WHAT THIS TASK INVOLVES >> With all images omitted, write out the records word for word.

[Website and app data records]
____________________
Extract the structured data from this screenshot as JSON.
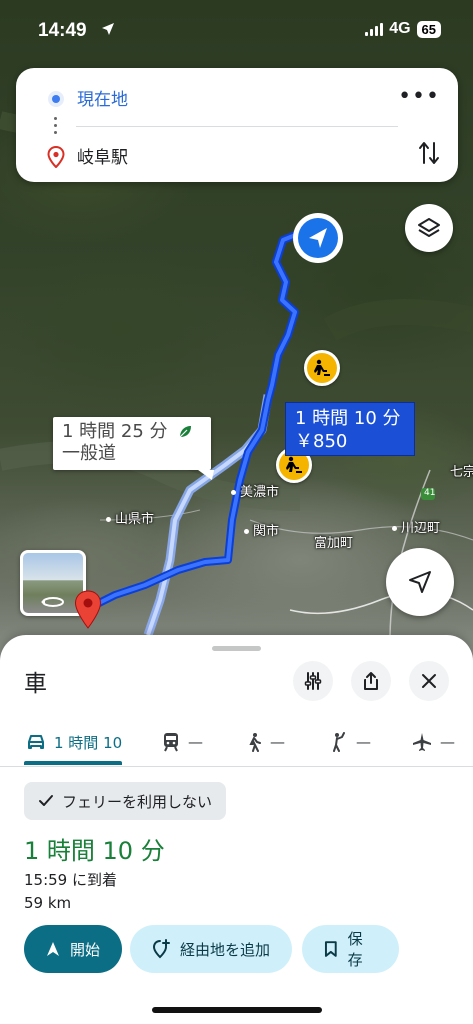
{
  "status_bar": {
    "time": "14:49",
    "network": "4G",
    "battery": "65"
  },
  "search": {
    "origin": "現在地",
    "destination": "岐阜駅",
    "more_label": "•••"
  },
  "map": {
    "labels": {
      "mino": "美濃市",
      "yamagata": "山県市",
      "seki": "関市",
      "tomika": "富加町",
      "kawabe": "川辺町",
      "route41": "41",
      "nanasou": "七宗"
    },
    "callout_primary": {
      "line1": "1 時間 10 分",
      "line2": "￥850"
    },
    "callout_alt": {
      "line1": "1 時間 25 分",
      "line2": "一般道"
    }
  },
  "sheet": {
    "mode_title": "車",
    "tabs": [
      {
        "label": "1 時間 10",
        "icon": "car-icon"
      },
      {
        "label": "—",
        "icon": "train-icon"
      },
      {
        "label": "—",
        "icon": "walk-icon"
      },
      {
        "label": "—",
        "icon": "ride-hail-icon"
      },
      {
        "label": "—",
        "icon": "flight-icon"
      }
    ],
    "ferry_chip": "フェリーを利用しない",
    "duration": "1 時間 10 分",
    "arrival": "15:59 に到着",
    "distance": "59 km",
    "buttons": {
      "start": "開始",
      "add_waypoint": "経由地を追加",
      "save": "保存"
    }
  },
  "colors": {
    "accent": "#0b6e85",
    "route_primary": "#1a4fd6",
    "duration_green": "#188038"
  }
}
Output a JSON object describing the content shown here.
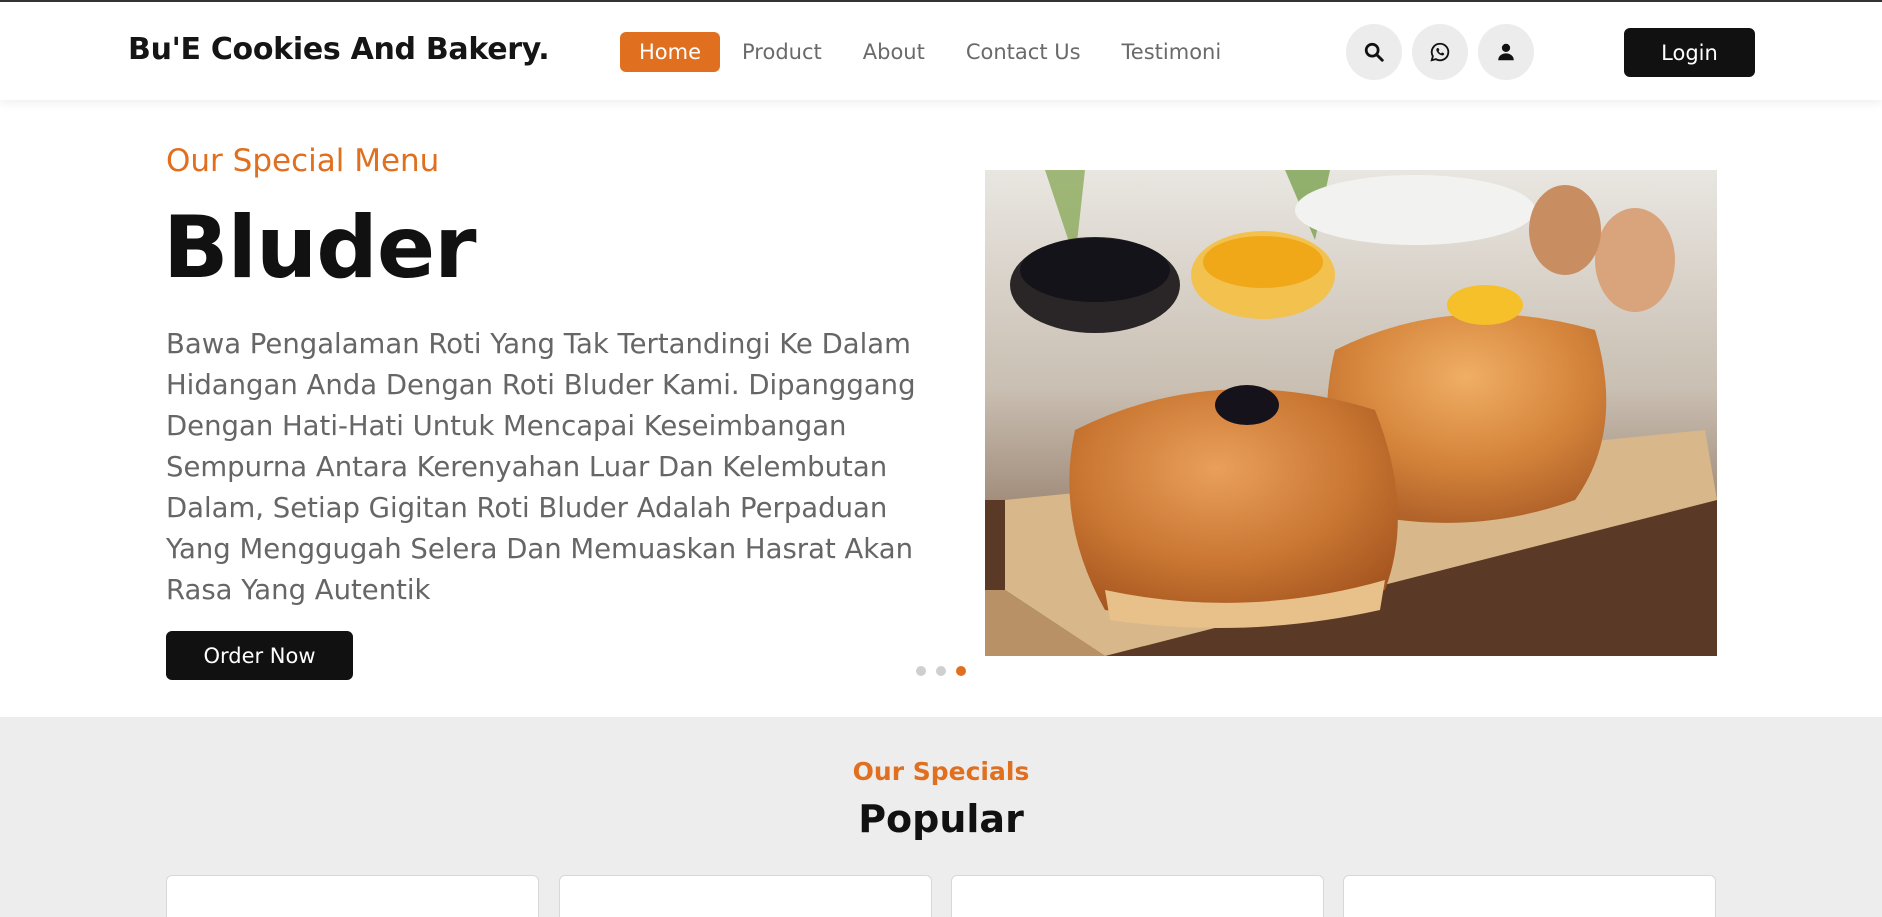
{
  "header": {
    "brand": "Bu'E Cookies And Bakery.",
    "nav": [
      {
        "label": "Home",
        "active": true
      },
      {
        "label": "Product"
      },
      {
        "label": "About"
      },
      {
        "label": "Contact Us"
      },
      {
        "label": "Testimoni"
      }
    ],
    "icons": [
      "search-icon",
      "whatsapp-icon",
      "user-icon"
    ],
    "login_label": "Login"
  },
  "hero": {
    "subtitle": "Our Special Menu",
    "title": "Bluder",
    "description": "Bawa Pengalaman Roti Yang Tak Tertandingi Ke Dalam Hidangan Anda Dengan Roti Bluder Kami. Dipanggang Dengan Hati-Hati Untuk Mencapai Keseimbangan Sempurna Antara Kerenyahan Luar Dan Kelembutan Dalam, Setiap Gigitan Roti Bluder Adalah Perpaduan Yang Menggugah Selera Dan Memuaskan Hasrat Akan Rasa Yang Autentik",
    "order_label": "Order Now",
    "carousel_total": 3,
    "carousel_active": 3
  },
  "specials": {
    "subtitle": "Our Specials",
    "title": "Popular"
  },
  "colors": {
    "accent": "#e0701f",
    "dark": "#111111",
    "section_bg": "#ededed"
  }
}
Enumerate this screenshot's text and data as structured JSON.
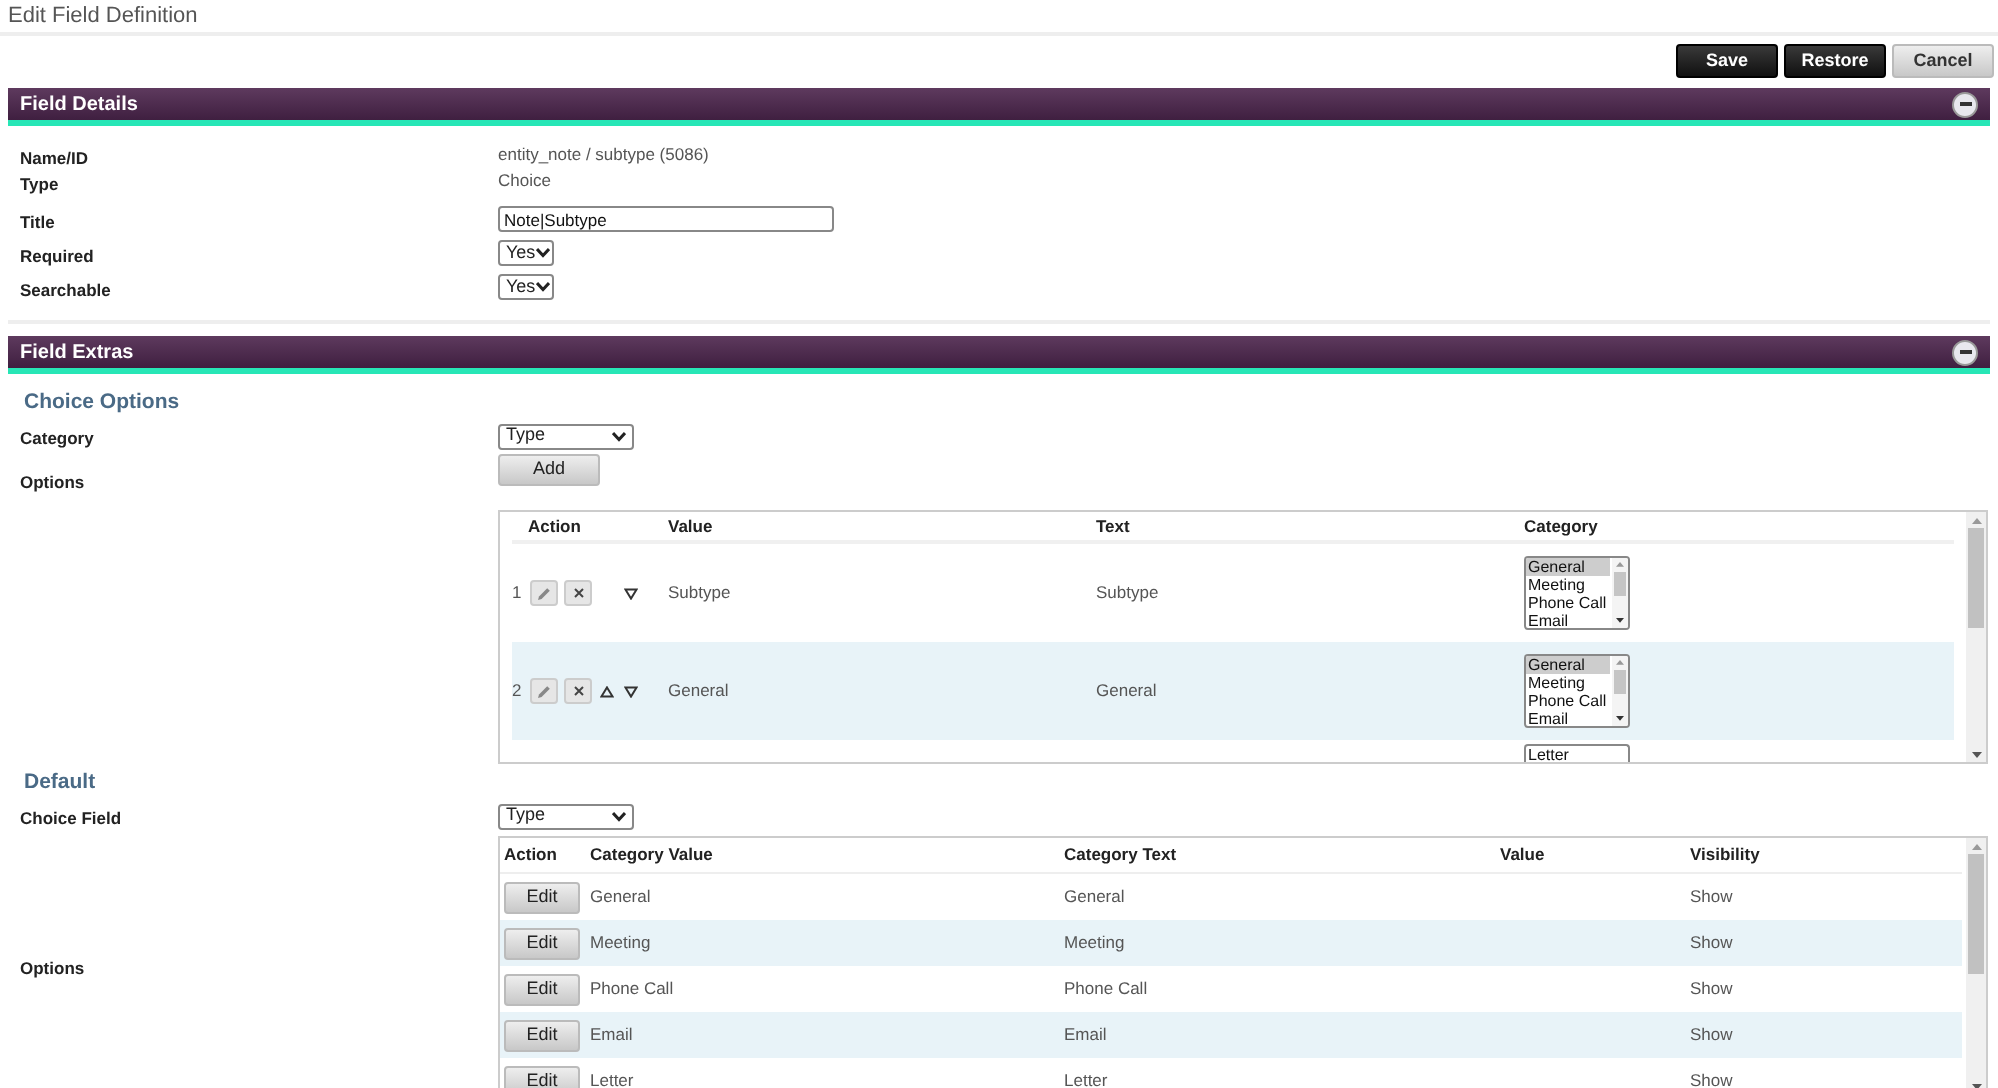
{
  "page_title": "Edit Field Definition",
  "actions": [
    {
      "label": "Save",
      "kind": "dark"
    },
    {
      "label": "Restore",
      "kind": "dark"
    },
    {
      "label": "Cancel",
      "kind": "light"
    }
  ],
  "field_details": {
    "title": "Field Details",
    "expanded": true,
    "rows": [
      {
        "label": "Name/ID",
        "kind": "text",
        "value": "entity_note / subtype (5086)"
      },
      {
        "label": "Type",
        "kind": "text",
        "value": "Choice"
      },
      {
        "label": "Title",
        "kind": "input",
        "value": "Note|Subtype"
      },
      {
        "label": "Required",
        "kind": "select",
        "value": "Yes"
      },
      {
        "label": "Searchable",
        "kind": "select",
        "value": "Yes"
      }
    ]
  },
  "field_extras": {
    "title": "Field Extras",
    "expanded": true,
    "choice_options": {
      "heading": "Choice Options",
      "category_label": "Category",
      "category_value": "Type",
      "options_label": "Options",
      "add_button": "Add",
      "columns": [
        "Action",
        "Value",
        "Text",
        "Category"
      ],
      "rows": [
        {
          "number": "1",
          "move_up": false,
          "move_down": true,
          "value": "Subtype",
          "text": "Subtype",
          "categories": [
            {
              "label": "General",
              "selected": true
            },
            {
              "label": "Meeting",
              "selected": false
            },
            {
              "label": "Phone Call",
              "selected": false
            },
            {
              "label": "Email",
              "selected": false
            }
          ]
        },
        {
          "number": "2",
          "move_up": true,
          "move_down": true,
          "value": "General",
          "text": "General",
          "categories": [
            {
              "label": "General",
              "selected": true
            },
            {
              "label": "Meeting",
              "selected": false
            },
            {
              "label": "Phone Call",
              "selected": false
            },
            {
              "label": "Email",
              "selected": false
            }
          ]
        }
      ],
      "partial_row_category": "Letter"
    },
    "default": {
      "heading": "Default",
      "choice_field_label": "Choice Field",
      "choice_field_value": "Type",
      "options_label": "Options",
      "columns": [
        "Action",
        "Category Value",
        "Category Text",
        "Value",
        "Visibility"
      ],
      "rows": [
        {
          "action": "Edit",
          "category_value": "General",
          "category_text": "General",
          "visibility": "Show"
        },
        {
          "action": "Edit",
          "category_value": "Meeting",
          "category_text": "Meeting",
          "visibility": "Show"
        },
        {
          "action": "Edit",
          "category_value": "Phone Call",
          "category_text": "Phone Call",
          "visibility": "Show"
        },
        {
          "action": "Edit",
          "category_value": "Email",
          "category_text": "Email",
          "visibility": "Show"
        },
        {
          "action": "Edit",
          "category_value": "Letter",
          "category_text": "Letter",
          "visibility": "Show"
        }
      ]
    }
  }
}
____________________
PROBLEM SOLUTION >>
Extract the structured data from this screenshot as JSON.
{
  "status_bar": {
    "time": "14:49",
    "network": "4G",
    "battery": "65"
  },
  "search": {
    "origin": "現在地",
    "destination": "岐阜駅",
    "more_label": "•••"
  },
  "map": {
    "labels": {
      "mino": "美濃市",
      "yamagata": "山県市",
      "seki": "関市",
      "tomika": "富加町",
      "kawabe": "川辺町",
      "route41": "41",
      "nanasou": "七宗"
    },
    "callout_primary": {
      "line1": "1 時間 10 分",
      "line2": "￥850"
    },
    "callout_alt": {
      "line1": "1 時間 25 分",
      "line2": "一般道"
    }
  },
  "sheet": {
    "mode_title": "車",
    "tabs": [
      {
        "label": "1 時間 10",
        "icon": "car-icon"
      },
      {
        "label": "—",
        "icon": "train-icon"
      },
      {
        "label": "—",
        "icon": "walk-icon"
      },
      {
        "label": "—",
        "icon": "ride-hail-icon"
      },
      {
        "label": "—",
        "icon": "flight-icon"
      }
    ],
    "ferry_chip": "フェリーを利用しない",
    "duration": "1 時間 10 分",
    "arrival": "15:59 に到着",
    "distance": "59 km",
    "buttons": {
      "start": "開始",
      "add_waypoint": "経由地を追加",
      "save": "保存"
    }
  },
  "colors": {
    "accent": "#0b6e85",
    "route_primary": "#1a4fd6",
    "duration_green": "#188038"
  }
}
Output a JSON object describing the content shown here.
{
  "header": {
    "brand": "Bu'E Cookies And Bakery.",
    "nav": [
      {
        "label": "Home",
        "active": true
      },
      {
        "label": "Product"
      },
      {
        "label": "About"
      },
      {
        "label": "Contact Us"
      },
      {
        "label": "Testimoni"
      }
    ],
    "icons": [
      "search-icon",
      "whatsapp-icon",
      "user-icon"
    ],
    "login_label": "Login"
  },
  "hero": {
    "subtitle": "Our Special Menu",
    "title": "Bluder",
    "description": "Bawa Pengalaman Roti Yang Tak Tertandingi Ke Dalam Hidangan Anda Dengan Roti Bluder Kami. Dipanggang Dengan Hati-Hati Untuk Mencapai Keseimbangan Sempurna Antara Kerenyahan Luar Dan Kelembutan Dalam, Setiap Gigitan Roti Bluder Adalah Perpaduan Yang Menggugah Selera Dan Memuaskan Hasrat Akan Rasa Yang Autentik",
    "order_label": "Order Now",
    "carousel_total": 3,
    "carousel_active": 3
  },
  "specials": {
    "subtitle": "Our Specials",
    "title": "Popular"
  },
  "colors": {
    "accent": "#e0701f",
    "dark": "#111111",
    "section_bg": "#ededed"
  }
}
Enumerate this screenshot's text and data as structured JSON.
{
  "page_title": "Edit Field Definition",
  "actions": [
    {
      "label": "Save",
      "kind": "dark"
    },
    {
      "label": "Restore",
      "kind": "dark"
    },
    {
      "label": "Cancel",
      "kind": "light"
    }
  ],
  "field_details": {
    "title": "Field Details",
    "expanded": true,
    "rows": [
      {
        "label": "Name/ID",
        "kind": "text",
        "value": "entity_note / subtype (5086)"
      },
      {
        "label": "Type",
        "kind": "text",
        "value": "Choice"
      },
      {
        "label": "Title",
        "kind": "input",
        "value": "Note|Subtype"
      },
      {
        "label": "Required",
        "kind": "select",
        "value": "Yes"
      },
      {
        "label": "Searchable",
        "kind": "select",
        "value": "Yes"
      }
    ]
  },
  "field_extras": {
    "title": "Field Extras",
    "expanded": true,
    "choice_options": {
      "heading": "Choice Options",
      "category_label": "Category",
      "category_value": "Type",
      "options_label": "Options",
      "add_button": "Add",
      "columns": [
        "Action",
        "Value",
        "Text",
        "Category"
      ],
      "rows": [
        {
          "number": "1",
          "move_up": false,
          "move_down": true,
          "value": "Subtype",
          "text": "Subtype",
          "categories": [
            {
              "label": "General",
              "selected": true
            },
            {
              "label": "Meeting",
              "selected": false
            },
            {
              "label": "Phone Call",
              "selected": false
            },
            {
              "label": "Email",
              "selected": false
            }
          ]
        },
        {
          "number": "2",
          "move_up": true,
          "move_down": true,
          "value": "General",
          "text": "General",
          "categories": [
            {
              "label": "General",
              "selected": true
            },
            {
              "label": "Meeting",
              "selected": false
            },
            {
              "label": "Phone Call",
              "selected": false
            },
            {
              "label": "Email",
              "selected": false
            }
          ]
        }
      ],
      "partial_row_category": "Letter"
    },
    "default": {
      "heading": "Default",
      "choice_field_label": "Choice Field",
      "choice_field_value": "Type",
      "options_label": "Options",
      "columns": [
        "Action",
        "Category Value",
        "Category Text",
        "Value",
        "Visibility"
      ],
      "rows": [
        {
          "action": "Edit",
          "category_value": "General",
          "category_text": "General",
          "visibility": "Show"
        },
        {
          "action": "Edit",
          "category_value": "Meeting",
          "category_text": "Meeting",
          "visibility": "Show"
        },
        {
          "action": "Edit",
          "category_value": "Phone Call",
          "category_text": "Phone Call",
          "visibility": "Show"
        },
        {
          "action": "Edit",
          "category_value": "Email",
          "category_text": "Email",
          "visibility": "Show"
        },
        {
          "action": "Edit",
          "category_value": "Letter",
          "category_text": "Letter",
          "visibility": "Show"
        }
      ]
    }
  }
}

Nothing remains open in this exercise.